Halicarnassos, the city of the Leleg and Kar peoples who are thought to be among the first inhabitants of Anatolia and who fought against the Greeks in the Trojan war, is the Bodrum of today. Although the Kar considered the mainland of Anatolia their homeland, it is thought that they were a seafaring people who migrated here from Greece.

The father of history Herodotus, a native of Bodrum, estimated that the history of his birthplace dated to the first millenium BC. However, findings at the Peynir Çiçeği cave point to civilization on the peninsula as far back as 5,000 years ago.

There are signs that the Lelegs and Kars lived in the area together. However, after the occupation of Anatolia by the Persians, a Carian (of the Kar) city was founded in the region of Caria, but kept under Persian control.  The Carian people are mentioned in many historical documents as one of the seagoing races and in 480 B.C. Artemisia I, a famous Carian ruler, fought at sea with the Persians against the Greeks, becoming the first female admiral in the world. The historian Herodotus tells the story of this female hero, his compatriot, at length. The Carians, who had proved themselves many times at sea, gained new importance when the satrap Maussolus moved their capital from Milas to Bodrum in 367 B.C. The most brilliant period of Halikarnassos was under the rule of Maussolus and his sister and wife Artemisia II. The Mausoleum built during this period is today considered one of the seven wonders of the ancient world. This memorial tomb is not the only legacy of Maussolus's reign. The city was developed in a manner fitting to the seat of government, and the theatre still in use today is one example of this.  After the death of Maussolus, the Carians won a new victory under their new female leader, conquering the island of Rhodes in 353 B.C.

As in ancient Egypt, brother and sister married each other.  Like Artemisia II and Maussolus, Queen Ada also married her brother Idrius. She ascended the throne after the death of Idrius, but there was dissent in the family about this and she was banished to Alinda.  She stayed there until Alexander the Great's forces arrived, and only returned to Halicarnassus under the famous commander's protection.
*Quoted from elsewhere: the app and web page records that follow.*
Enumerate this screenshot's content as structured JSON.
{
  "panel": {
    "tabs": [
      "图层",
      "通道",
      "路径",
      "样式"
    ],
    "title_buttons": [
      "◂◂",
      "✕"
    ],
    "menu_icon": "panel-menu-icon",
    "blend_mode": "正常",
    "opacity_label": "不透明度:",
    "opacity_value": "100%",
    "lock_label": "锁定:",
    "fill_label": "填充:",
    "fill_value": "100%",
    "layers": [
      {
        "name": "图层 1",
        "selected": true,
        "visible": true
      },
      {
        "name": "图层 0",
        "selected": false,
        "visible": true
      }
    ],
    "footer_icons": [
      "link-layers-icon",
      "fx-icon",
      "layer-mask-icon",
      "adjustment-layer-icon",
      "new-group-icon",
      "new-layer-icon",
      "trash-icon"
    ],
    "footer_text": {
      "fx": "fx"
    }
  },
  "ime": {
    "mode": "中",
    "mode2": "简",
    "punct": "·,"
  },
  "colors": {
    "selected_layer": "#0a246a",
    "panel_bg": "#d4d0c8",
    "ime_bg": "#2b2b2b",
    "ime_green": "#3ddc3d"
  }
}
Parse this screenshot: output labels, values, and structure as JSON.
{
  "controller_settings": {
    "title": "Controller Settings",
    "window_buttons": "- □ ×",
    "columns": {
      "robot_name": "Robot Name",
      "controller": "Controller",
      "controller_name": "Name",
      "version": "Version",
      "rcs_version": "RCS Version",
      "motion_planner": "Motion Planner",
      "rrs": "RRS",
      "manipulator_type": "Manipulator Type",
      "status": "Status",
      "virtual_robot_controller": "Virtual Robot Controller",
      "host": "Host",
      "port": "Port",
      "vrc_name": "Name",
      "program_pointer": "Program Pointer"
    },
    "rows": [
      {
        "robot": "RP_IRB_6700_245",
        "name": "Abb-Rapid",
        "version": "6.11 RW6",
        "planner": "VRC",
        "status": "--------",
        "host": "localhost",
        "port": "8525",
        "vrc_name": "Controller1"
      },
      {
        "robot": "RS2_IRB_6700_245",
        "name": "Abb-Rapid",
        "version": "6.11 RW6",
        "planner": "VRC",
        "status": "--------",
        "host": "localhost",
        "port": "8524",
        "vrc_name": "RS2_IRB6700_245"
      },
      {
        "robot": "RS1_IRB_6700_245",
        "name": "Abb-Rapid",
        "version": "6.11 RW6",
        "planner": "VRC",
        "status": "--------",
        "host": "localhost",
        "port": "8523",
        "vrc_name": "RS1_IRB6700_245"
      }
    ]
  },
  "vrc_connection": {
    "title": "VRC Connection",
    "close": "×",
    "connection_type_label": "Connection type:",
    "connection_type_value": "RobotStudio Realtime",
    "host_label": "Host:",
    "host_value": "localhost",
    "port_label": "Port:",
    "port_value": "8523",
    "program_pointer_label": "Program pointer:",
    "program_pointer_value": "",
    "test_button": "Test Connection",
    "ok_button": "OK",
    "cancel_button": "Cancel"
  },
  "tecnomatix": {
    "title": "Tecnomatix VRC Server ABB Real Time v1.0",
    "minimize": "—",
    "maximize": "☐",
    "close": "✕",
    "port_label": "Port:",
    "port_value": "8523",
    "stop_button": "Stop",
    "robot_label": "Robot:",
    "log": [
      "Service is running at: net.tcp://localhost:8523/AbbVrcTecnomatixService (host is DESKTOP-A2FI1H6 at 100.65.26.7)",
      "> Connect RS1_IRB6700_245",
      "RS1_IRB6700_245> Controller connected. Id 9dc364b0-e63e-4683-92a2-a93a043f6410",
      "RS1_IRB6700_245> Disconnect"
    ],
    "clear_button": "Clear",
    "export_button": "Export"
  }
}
The peninsula put up great resistance to Alexander's army and did not regain its former power following  the occupation, becoming smaller and having frequent changes in rule.  During one period, it was recorded as having been a bishopric connected to Aphrodisias. After Roman and Byzantine rule, it came under the Ottomans in the 11th century.
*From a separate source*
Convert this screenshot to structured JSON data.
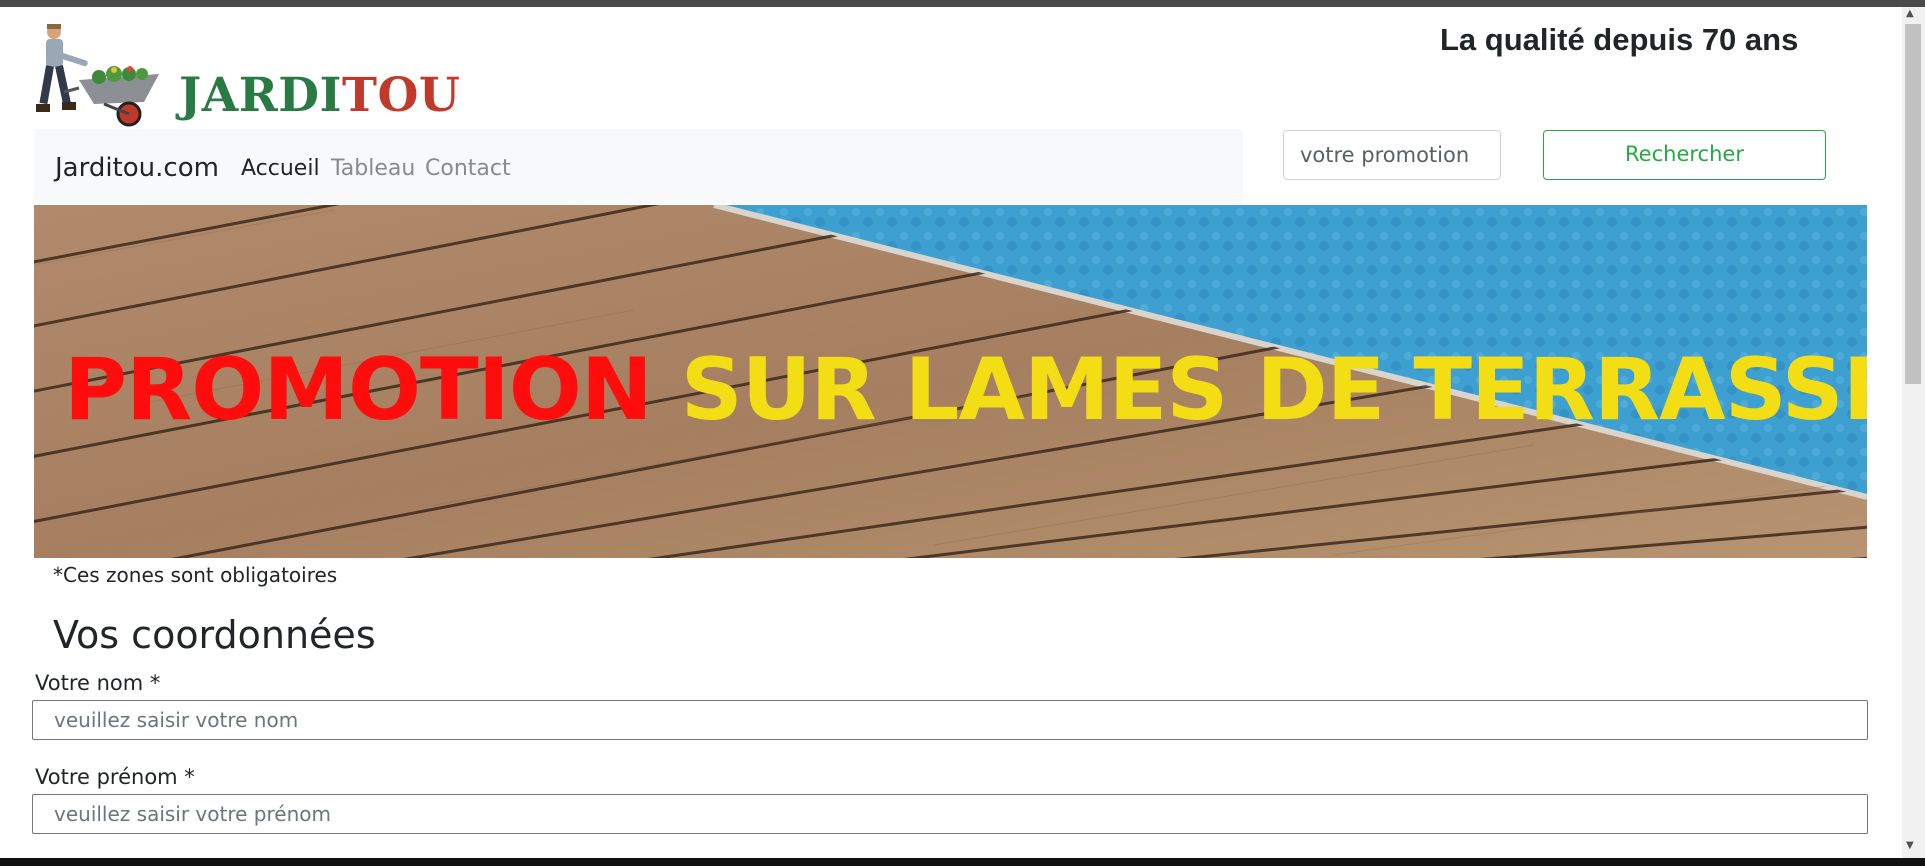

Rhodes became an important stop for the Crusaders on their way to Jerusalem, and at the beginning of the 15th century they got permission from the Ottoman Empire to build a castle in Bodrum harbour.  The Knights of St. John of Rhodes spent about one hundred years building the Castle of St. Peter (Petrum), known today as Bodrum Castle.  Stones from the Mausoleum, which had been partly ruined by earthquakes and the passage of time, were used in the building of the castle, and some of the marble was melted down to make lime.
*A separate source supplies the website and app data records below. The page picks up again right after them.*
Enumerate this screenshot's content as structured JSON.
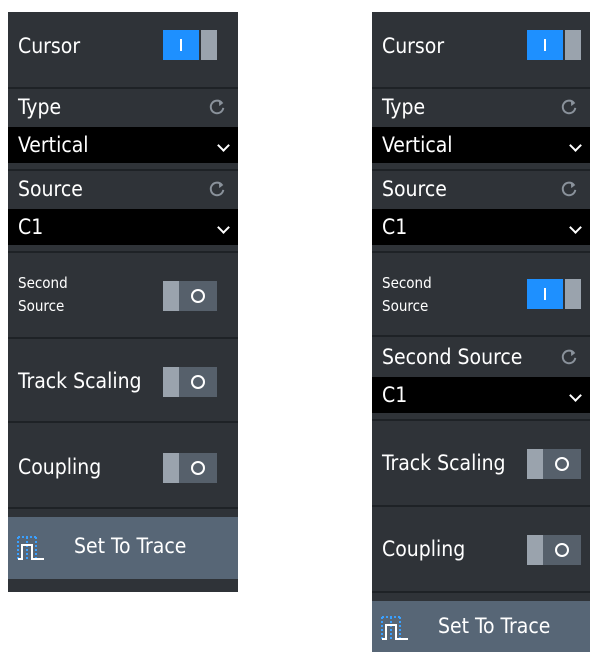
{
  "left_panel": {
    "cursor_label": "Cursor",
    "cursor_state": "on",
    "type_label": "Type",
    "type_value": "Vertical",
    "source_label": "Source",
    "source_value": "C1",
    "second_source_label_1": "Second",
    "second_source_label_2": "Source",
    "second_source_state": "off",
    "track_scaling_label": "Track Scaling",
    "track_scaling_state": "off",
    "coupling_label": "Coupling",
    "coupling_state": "off",
    "set_to_trace_label": "Set To Trace"
  },
  "right_panel": {
    "cursor_label": "Cursor",
    "cursor_state": "on",
    "type_label": "Type",
    "type_value": "Vertical",
    "source_label": "Source",
    "source_value": "C1",
    "second_source_label_1": "Second",
    "second_source_label_2": "Source",
    "second_source_state": "on",
    "second_source_dropdown_label": "Second Source",
    "second_source_value": "C1",
    "track_scaling_label": "Track Scaling",
    "track_scaling_state": "off",
    "coupling_label": "Coupling",
    "coupling_state": "off",
    "set_to_trace_label": "Set To Trace"
  },
  "icons": {
    "reset": "reset-icon",
    "dropdown": "chevron-down-icon",
    "trace": "set-to-trace-icon"
  },
  "colors": {
    "panel_bg": "#2f3338",
    "toggle_on": "#1e90ff",
    "toggle_off": "#56606b",
    "button_bg": "#576676",
    "dropdown_bg": "#000000"
  }
}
The castle was used as a prison during the late Ottoman period, and was bombed by the French in World War I.  From the 1970s, due to the writer and thinker known as the 'Fisherman of Halicarnus', Bodrum became well-known once more and today is one of Turkey's major holiday resorts.